In his book Discipline and Punish, French theorist Michel Foucault writes of desks in classrooms. To Foucault, the grid format of school desks was “… one of the great technical mutations of elementary education. It made it possible to supersede the traditional system (a pupil working for a few minutes while the rest of the heterogenous group remained idle and unattended). … It organized a new economy of the time of apprenticeship. It made the educational space function like a learning machine, but also a machine for supervising, hierarchizing, rewarding.”

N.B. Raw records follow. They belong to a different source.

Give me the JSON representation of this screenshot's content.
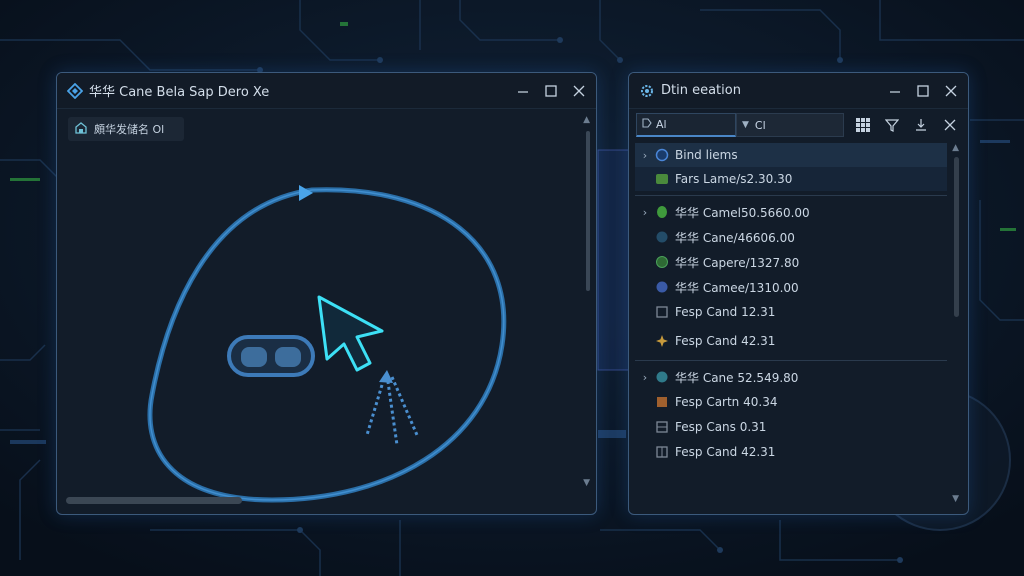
{
  "colors": {
    "background": "#0a1422",
    "window_bg": "#121c29",
    "window_border": "#3c5a7c",
    "accent_blue": "#3a8fd8",
    "accent_cyan": "#38d0f0",
    "selection": "#1d3046"
  },
  "left_window": {
    "title": "华华 Cane Bela Sap Dero Xe",
    "title_icon": "diamond-logo-icon",
    "toolbar_chip_label": "頗华发储名 Ol",
    "toolbar_chip_icon": "house-icon",
    "controls": [
      "minimize-icon",
      "maximize-icon",
      "close-icon"
    ]
  },
  "right_window": {
    "title": "Dtin eeation",
    "title_icon": "gear-logo-icon",
    "search_value": "Al",
    "select_value": "Cl",
    "tools": [
      "grid-icon",
      "filter-icon",
      "download-icon",
      "close-icon"
    ],
    "rows": [
      {
        "label": "Bind liems",
        "expandable": true,
        "icon": "circle-icon",
        "icon_color": "#3b6fc7",
        "state": "selected"
      },
      {
        "label": "Fars Lame/s2.30.30",
        "expandable": false,
        "icon": "square-icon",
        "icon_color": "#5aa04a",
        "state": "hover"
      },
      {
        "label": "华华 Camel50.5660.00",
        "expandable": true,
        "icon": "leaf-icon",
        "icon_color": "#3f9a3c",
        "state": ""
      },
      {
        "label": "华华 Cane/46606.00",
        "expandable": false,
        "icon": "circle-icon",
        "icon_color": "#2e6b8a",
        "state": ""
      },
      {
        "label": "华华 Capere/1327.80",
        "expandable": false,
        "icon": "circle-icon",
        "icon_color": "#3c8a3c",
        "state": ""
      },
      {
        "label": "华华 Camee/1310.00",
        "expandable": false,
        "icon": "circle-icon",
        "icon_color": "#3a5aa6",
        "state": ""
      },
      {
        "label": "Fesp Cand 12.31",
        "expandable": false,
        "icon": "square-icon",
        "icon_color": "#5a6472",
        "state": ""
      },
      {
        "label": "Fesp Cand 42.31",
        "expandable": false,
        "icon": "star-icon",
        "icon_color": "#c79a3c",
        "state": ""
      },
      {
        "label": "华华 Cane 52.549.80",
        "expandable": true,
        "icon": "circle-icon",
        "icon_color": "#2f7a8a",
        "state": ""
      },
      {
        "label": "Fesp Cartn 40.34",
        "expandable": false,
        "icon": "square-icon",
        "icon_color": "#a0602e",
        "state": ""
      },
      {
        "label": "Fesp Cans 0.31",
        "expandable": false,
        "icon": "square-icon",
        "icon_color": "#5a6472",
        "state": ""
      },
      {
        "label": "Fesp Cand 42.31",
        "expandable": false,
        "icon": "square-icon",
        "icon_color": "#5a6472",
        "state": ""
      }
    ]
  }
}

Practically, public schooling’s function is to provide basic, needed education to its citizens, teaching measurable skills to the greatest number of students. A grid reflects this goal, Foucault writes. The grid is a closed system; students move about within it, but the content is predetermined. This model may be sufficient if simple skill absorption is education’s ultimate aim, but Foucault’s critique asks us to dig deeper. If we wish for an education environment that provokes creativity, forges community and conscience, and engages young minds in critical thinking, what kind of spaces do we need?

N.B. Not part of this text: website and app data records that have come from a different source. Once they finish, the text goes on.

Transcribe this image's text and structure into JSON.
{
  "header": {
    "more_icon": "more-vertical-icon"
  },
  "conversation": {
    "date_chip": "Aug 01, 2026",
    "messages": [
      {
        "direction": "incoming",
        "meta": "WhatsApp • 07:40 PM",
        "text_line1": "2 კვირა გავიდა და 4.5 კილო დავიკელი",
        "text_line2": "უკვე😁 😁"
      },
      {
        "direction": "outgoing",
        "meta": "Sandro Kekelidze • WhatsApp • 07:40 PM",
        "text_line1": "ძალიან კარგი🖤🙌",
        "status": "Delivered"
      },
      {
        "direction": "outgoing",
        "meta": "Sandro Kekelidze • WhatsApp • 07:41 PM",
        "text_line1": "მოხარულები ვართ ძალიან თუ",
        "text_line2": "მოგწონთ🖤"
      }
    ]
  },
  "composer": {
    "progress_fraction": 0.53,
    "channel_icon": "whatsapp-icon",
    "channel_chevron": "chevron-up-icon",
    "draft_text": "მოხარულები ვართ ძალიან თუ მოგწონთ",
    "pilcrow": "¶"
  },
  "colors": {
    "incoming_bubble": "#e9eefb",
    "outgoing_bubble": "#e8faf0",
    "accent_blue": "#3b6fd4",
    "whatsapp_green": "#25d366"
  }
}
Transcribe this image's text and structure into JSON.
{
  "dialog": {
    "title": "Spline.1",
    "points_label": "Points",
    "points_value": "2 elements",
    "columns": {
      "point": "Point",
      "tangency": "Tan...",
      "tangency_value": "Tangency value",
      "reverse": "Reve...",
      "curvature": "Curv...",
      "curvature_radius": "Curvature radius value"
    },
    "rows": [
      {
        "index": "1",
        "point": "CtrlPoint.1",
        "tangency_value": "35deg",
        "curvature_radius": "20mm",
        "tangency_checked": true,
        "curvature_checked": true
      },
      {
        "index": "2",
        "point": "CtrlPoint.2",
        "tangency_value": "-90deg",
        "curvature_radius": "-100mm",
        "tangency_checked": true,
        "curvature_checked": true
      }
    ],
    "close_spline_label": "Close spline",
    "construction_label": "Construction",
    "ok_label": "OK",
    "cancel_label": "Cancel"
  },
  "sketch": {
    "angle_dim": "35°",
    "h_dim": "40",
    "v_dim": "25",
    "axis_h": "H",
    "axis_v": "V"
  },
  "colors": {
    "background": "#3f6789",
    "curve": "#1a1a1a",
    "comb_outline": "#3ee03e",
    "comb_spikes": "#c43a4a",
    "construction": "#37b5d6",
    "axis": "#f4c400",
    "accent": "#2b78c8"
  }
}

If we accept that spatial arrangement matters for learning—that our sensory impressions shape what we think, what we learn, and how we are—it changes the approach to education and the spaces where learning happens. For example, if we want students to interact with other human beings with care, we had better not segregate them in desks that sit at measured distances from one another. Instead, we could create spaces that allow students to tangibly encounter each other, the world, and themselves. Because in the end, we, students all, need to practice being human.

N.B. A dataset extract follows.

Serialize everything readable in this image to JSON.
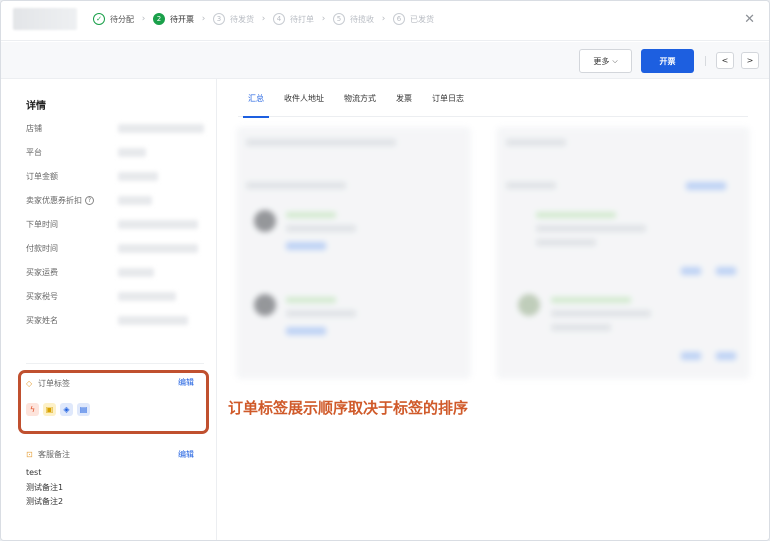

Two real-life examples will help clarify this messier approach to space and pedagogy.
First: A tiny-house build with high school students, carpenters, and designers, all women, at the education program I run called Sawhorse Revolution. This day, half of the projects were inside the 120-square-foot house, about the size of a food truck or a large walk-in closet. Seven bodies were working there, equipped with tools, paint, and 13-foot boards, depending on the team. In this cramped condition, the lessons change. One must be attentive and considerate, so as not to scrape a board against wet paint, or bump into a student on a ladder. In this small space, one encounters and must physically consider the safety and well-being of others. Time is wasted as one group waits for another, offering a chance to socialize, reconsider the problem at hand, or simply rest.
Second: A story from a forest kindergarten in Denmark. This December day, three- and four-year-old children spent the afternoon climbing up and down trees, sawing small branches to create a hut for unknown purposes. The saws they used were sharp, and the children had to rally their limbs and fingers to safely cut low-hanging branches. It was winter in Denmark, but the cold was mostly forgotten in the glee of racing from tree to tree, struggling to collect branches. As one boy hurried to catch up to his friends, he tripped spectacularly and emerged crying, with two bloody knees and mud slathering his hands. One of the teachers calmly walked over and pulled out of her bag a mirror nearly as tall as he was. She held it up; he stared in, his eyes widening, tears forgotten as he took himself in.
This mirror suggests a model of education quite distinct from the grid: an open form that encompasses and reflects life back to the students. It is an educator’s tool, as are the uncontrolled Danish forest and the cramped, under-construction tiny house. The boy in the mirror sees that he is much more than his pain; the student carpenter has to communicate beyond her comfort zone. In both cases, they struggle with and encounter themselves.
When contrasted with the desk grid, a repressive system that recycles content, the environments above create space for exploration, generosity, and struggle. Problem solving can be taught because the students encounter real problems. We need educators who can withstand the discomfort of errors, imperfections, and failures to help transform a difficult situation into a learning experience; educators who can let their spaces become a beautiful mess; spaces that interrupt the daily flow of “I am, I know, I can” and cause us to pause and question what, where, and who we are.